3. Gather feedback ahead of time
Create your feedback page and send it to your team to populate several days ahead of your retrospective meeting. This allows your team to contemplate over a few days rather than be put on the spot when they may forget what they wanted to say. This enables you to gather all feedback anonymously and allow those who would like to speak up to do so. Letting the team view the page ahead of time also enables team members to “vote” on feedback submitted by others ahead of the meeting. This reduces duplicate feedback, gives a visual idea of consensus, and enables team members other than the one who submitted the feedback to speak about it.
4. Make the purpose clear
If your team has been using agile for a while, they have likely been through quite a few retrospectives. Start the meeting by communicating the purpose and the goals so the team has a renewed energy and reminder of why they should participate. Encourage honesty, respect, and praise. Retrospectives are a great opportunity for you to stop and celebrate wins throughout the project and bolster the team’s positivity.
5. Follow through!
Following through on the retrospective feedback is crucial. Retrospectives will become much less meaningful to people over time if they don’t trust that their suggestions will be implemented. After the meeting, organize the feedback into key themes to track how those themes change throughout the project. Turn negative feedback into constructive action items that have an assignee and a due date to keep your team accountable.
Retrospectives are a critical piece of the agile development process.

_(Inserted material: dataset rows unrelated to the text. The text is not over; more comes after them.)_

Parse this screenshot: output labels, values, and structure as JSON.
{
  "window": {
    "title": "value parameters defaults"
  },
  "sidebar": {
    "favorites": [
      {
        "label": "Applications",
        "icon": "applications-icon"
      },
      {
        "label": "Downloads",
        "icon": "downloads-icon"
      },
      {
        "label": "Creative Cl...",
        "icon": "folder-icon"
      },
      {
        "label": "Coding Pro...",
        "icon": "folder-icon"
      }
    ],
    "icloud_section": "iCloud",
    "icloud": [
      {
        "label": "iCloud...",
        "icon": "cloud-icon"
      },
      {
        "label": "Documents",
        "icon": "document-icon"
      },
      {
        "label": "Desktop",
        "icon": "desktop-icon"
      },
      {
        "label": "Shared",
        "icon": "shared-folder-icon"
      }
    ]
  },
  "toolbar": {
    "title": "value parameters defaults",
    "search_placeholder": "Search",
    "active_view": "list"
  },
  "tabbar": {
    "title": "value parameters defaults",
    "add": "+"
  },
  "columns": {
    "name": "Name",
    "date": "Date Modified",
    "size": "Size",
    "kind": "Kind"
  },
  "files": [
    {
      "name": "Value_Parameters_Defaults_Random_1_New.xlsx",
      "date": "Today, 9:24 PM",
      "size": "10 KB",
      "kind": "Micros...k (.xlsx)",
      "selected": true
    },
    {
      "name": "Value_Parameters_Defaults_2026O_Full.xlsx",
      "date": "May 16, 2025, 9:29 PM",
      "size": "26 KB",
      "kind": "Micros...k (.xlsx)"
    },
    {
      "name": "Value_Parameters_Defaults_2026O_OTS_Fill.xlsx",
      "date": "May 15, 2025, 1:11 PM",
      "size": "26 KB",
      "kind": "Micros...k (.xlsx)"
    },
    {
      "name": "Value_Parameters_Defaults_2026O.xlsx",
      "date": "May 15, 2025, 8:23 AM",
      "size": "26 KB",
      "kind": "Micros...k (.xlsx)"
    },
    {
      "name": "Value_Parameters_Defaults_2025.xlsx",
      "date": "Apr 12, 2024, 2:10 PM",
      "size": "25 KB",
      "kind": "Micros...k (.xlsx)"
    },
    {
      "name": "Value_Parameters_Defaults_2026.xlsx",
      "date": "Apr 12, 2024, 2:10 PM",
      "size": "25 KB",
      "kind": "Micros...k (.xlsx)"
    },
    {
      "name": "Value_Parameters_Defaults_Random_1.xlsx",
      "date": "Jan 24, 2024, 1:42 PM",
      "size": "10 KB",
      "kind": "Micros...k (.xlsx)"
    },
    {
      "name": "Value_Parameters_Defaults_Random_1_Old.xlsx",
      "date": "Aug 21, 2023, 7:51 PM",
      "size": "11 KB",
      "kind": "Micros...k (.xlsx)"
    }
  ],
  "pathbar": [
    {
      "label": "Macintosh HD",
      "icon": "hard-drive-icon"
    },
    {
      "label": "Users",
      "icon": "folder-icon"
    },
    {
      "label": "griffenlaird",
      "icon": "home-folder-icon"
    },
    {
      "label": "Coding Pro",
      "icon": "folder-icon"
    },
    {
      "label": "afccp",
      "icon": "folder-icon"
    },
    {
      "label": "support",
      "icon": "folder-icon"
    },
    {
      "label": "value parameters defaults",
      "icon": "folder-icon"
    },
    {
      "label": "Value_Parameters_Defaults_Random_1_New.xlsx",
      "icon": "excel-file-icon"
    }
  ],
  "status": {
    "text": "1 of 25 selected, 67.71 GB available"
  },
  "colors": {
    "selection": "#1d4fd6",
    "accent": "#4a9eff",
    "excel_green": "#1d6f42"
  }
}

If you find your retrospectives getting tired and predictable, try using some of these tips to refresh your meetings to make them as valuable as possible for your team.